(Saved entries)

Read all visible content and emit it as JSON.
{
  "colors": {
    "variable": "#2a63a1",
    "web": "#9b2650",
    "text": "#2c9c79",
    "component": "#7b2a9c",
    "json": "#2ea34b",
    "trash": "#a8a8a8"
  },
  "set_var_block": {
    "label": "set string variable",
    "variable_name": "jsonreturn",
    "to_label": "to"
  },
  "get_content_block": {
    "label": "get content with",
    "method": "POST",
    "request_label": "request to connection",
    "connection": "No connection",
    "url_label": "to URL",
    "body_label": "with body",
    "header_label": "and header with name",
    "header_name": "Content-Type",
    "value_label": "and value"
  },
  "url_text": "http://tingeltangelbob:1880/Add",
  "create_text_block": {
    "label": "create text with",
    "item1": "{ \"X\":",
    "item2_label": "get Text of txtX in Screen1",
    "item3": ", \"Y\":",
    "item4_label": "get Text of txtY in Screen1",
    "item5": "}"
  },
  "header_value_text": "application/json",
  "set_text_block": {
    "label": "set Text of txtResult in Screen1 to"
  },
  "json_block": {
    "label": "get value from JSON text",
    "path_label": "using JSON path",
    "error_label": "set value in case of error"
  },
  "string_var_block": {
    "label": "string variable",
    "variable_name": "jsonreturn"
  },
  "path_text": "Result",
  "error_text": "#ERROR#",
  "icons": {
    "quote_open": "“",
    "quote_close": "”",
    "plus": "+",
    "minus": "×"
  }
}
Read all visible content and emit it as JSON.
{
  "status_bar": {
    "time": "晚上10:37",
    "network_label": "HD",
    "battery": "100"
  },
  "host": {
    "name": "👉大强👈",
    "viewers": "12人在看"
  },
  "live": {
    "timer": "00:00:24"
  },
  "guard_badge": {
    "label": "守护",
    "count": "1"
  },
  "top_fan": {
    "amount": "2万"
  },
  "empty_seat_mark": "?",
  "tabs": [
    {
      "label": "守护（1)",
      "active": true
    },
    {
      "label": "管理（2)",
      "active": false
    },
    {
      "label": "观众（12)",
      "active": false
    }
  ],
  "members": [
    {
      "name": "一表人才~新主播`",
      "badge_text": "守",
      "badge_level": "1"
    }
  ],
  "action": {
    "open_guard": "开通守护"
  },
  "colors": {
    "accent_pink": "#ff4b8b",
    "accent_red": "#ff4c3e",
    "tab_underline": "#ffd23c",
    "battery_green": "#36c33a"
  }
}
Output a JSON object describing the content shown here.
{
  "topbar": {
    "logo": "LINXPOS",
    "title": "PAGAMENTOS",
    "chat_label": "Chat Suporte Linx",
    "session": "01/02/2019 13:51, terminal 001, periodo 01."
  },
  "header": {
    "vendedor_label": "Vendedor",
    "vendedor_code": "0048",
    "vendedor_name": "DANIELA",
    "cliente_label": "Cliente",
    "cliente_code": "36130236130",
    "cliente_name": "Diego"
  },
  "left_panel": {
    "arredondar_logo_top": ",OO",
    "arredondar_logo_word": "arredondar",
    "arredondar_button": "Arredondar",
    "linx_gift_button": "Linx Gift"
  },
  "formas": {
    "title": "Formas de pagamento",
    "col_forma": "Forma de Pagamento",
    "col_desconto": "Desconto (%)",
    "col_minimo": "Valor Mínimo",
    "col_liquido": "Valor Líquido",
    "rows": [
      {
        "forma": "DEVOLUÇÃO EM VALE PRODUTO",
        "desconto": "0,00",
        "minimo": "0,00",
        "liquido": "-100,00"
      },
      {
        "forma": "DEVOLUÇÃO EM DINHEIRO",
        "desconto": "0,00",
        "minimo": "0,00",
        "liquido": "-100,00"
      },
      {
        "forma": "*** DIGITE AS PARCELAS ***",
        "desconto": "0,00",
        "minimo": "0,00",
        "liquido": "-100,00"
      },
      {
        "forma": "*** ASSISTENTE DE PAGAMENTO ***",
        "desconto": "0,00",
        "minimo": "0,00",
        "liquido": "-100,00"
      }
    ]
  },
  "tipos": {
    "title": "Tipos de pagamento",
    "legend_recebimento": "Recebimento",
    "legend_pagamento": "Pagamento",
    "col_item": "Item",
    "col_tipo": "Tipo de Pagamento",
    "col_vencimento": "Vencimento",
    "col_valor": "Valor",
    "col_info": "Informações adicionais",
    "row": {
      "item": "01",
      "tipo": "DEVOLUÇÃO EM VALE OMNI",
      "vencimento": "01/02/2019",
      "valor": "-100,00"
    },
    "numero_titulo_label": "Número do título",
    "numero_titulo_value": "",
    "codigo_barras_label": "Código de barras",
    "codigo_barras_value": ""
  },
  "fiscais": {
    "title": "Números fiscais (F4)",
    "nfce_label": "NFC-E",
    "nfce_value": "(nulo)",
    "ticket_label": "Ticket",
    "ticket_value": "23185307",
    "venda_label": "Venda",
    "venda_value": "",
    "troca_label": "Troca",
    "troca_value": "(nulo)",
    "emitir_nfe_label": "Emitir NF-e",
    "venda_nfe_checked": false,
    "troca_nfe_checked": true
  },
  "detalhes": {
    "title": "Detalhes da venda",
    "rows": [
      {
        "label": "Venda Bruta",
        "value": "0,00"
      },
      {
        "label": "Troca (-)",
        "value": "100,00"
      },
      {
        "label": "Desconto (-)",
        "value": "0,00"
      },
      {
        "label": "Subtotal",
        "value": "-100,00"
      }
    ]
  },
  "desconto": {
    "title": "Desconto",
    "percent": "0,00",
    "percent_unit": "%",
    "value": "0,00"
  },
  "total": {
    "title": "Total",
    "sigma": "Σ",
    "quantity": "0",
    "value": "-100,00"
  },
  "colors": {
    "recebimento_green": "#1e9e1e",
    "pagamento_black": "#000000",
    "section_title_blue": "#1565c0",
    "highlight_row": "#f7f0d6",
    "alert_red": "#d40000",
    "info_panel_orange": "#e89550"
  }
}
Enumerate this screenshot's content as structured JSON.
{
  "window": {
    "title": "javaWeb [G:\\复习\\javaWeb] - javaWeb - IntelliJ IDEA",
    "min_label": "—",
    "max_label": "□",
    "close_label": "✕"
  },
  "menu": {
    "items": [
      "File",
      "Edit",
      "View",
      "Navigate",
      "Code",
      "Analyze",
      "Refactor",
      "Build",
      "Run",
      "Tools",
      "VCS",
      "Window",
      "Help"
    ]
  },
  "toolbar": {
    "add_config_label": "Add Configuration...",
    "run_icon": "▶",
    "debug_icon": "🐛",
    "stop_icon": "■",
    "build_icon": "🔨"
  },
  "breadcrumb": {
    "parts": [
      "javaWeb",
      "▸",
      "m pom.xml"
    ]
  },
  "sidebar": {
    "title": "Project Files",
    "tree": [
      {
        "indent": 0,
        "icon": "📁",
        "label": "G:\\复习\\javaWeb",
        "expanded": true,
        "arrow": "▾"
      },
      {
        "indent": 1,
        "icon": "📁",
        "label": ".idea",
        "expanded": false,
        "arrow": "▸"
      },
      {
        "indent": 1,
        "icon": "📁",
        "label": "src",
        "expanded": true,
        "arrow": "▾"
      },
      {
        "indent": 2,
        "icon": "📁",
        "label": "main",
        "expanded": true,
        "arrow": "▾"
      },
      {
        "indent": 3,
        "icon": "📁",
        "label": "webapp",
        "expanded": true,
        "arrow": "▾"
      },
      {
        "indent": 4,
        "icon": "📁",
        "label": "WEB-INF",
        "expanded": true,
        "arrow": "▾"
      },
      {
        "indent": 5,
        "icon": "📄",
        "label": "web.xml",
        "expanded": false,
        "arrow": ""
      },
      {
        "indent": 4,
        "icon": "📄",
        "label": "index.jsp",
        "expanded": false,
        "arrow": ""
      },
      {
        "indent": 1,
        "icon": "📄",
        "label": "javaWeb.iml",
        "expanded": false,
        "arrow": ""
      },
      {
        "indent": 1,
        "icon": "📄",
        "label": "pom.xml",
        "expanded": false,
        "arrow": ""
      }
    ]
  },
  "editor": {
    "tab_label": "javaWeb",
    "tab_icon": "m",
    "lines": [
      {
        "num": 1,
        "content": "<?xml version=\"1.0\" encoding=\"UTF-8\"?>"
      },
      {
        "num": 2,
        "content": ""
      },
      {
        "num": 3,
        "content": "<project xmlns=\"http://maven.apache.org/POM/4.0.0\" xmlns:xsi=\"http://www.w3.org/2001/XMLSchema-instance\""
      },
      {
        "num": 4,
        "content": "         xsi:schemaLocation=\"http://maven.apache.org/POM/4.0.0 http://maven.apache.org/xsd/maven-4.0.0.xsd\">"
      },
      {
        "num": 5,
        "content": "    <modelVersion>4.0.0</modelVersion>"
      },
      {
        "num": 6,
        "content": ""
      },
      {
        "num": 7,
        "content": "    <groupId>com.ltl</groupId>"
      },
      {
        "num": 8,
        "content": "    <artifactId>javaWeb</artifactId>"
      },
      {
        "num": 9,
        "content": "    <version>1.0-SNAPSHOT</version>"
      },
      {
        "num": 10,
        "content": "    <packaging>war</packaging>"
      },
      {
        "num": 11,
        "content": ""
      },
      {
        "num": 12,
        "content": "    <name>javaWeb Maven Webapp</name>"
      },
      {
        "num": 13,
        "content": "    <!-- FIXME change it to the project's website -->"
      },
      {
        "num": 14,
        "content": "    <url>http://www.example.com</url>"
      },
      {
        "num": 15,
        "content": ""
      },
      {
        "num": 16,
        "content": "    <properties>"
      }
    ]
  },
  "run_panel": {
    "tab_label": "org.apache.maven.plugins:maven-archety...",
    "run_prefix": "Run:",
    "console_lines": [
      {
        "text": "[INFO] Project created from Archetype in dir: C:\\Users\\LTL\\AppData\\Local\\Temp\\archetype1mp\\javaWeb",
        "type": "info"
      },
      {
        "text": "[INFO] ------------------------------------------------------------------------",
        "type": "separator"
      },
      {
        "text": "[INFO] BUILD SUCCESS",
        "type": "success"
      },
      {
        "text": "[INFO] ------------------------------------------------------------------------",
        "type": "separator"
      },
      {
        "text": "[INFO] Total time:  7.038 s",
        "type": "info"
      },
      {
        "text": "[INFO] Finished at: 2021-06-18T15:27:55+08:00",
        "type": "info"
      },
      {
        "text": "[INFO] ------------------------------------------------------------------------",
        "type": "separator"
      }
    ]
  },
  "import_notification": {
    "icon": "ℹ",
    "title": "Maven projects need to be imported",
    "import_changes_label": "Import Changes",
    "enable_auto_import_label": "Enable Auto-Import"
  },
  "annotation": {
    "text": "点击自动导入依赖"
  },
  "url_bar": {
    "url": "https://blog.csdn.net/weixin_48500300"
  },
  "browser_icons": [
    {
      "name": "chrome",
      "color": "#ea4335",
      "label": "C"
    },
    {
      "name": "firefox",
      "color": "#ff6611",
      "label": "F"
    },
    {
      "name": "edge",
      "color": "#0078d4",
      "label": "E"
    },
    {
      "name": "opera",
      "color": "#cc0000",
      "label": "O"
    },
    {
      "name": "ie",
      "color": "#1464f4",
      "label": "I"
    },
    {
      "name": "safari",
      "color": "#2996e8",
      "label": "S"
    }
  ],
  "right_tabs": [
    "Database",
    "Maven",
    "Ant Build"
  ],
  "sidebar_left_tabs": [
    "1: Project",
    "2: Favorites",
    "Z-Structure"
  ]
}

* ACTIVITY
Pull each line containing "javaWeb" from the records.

* OUTPUT OF THE EXERCISE
    "title": "javaWeb [G:\\复习\\javaWeb] - javaWeb - IntelliJ IDEA",
      "javaWeb",
        "label": "G:\\复习\\javaWeb",
        "label": "javaWeb.iml",
    "tab_label": "javaWeb",
        "content": "    <artifactId>javaWeb</artifactId>"
        "content": "    <name>javaWeb Maven Webapp</name>"
        "text": "[INFO] Project created from Archetype in dir: C:\\Users\\LTL\\AppData\\Local\\Temp\\archetype1mp\\javaWeb",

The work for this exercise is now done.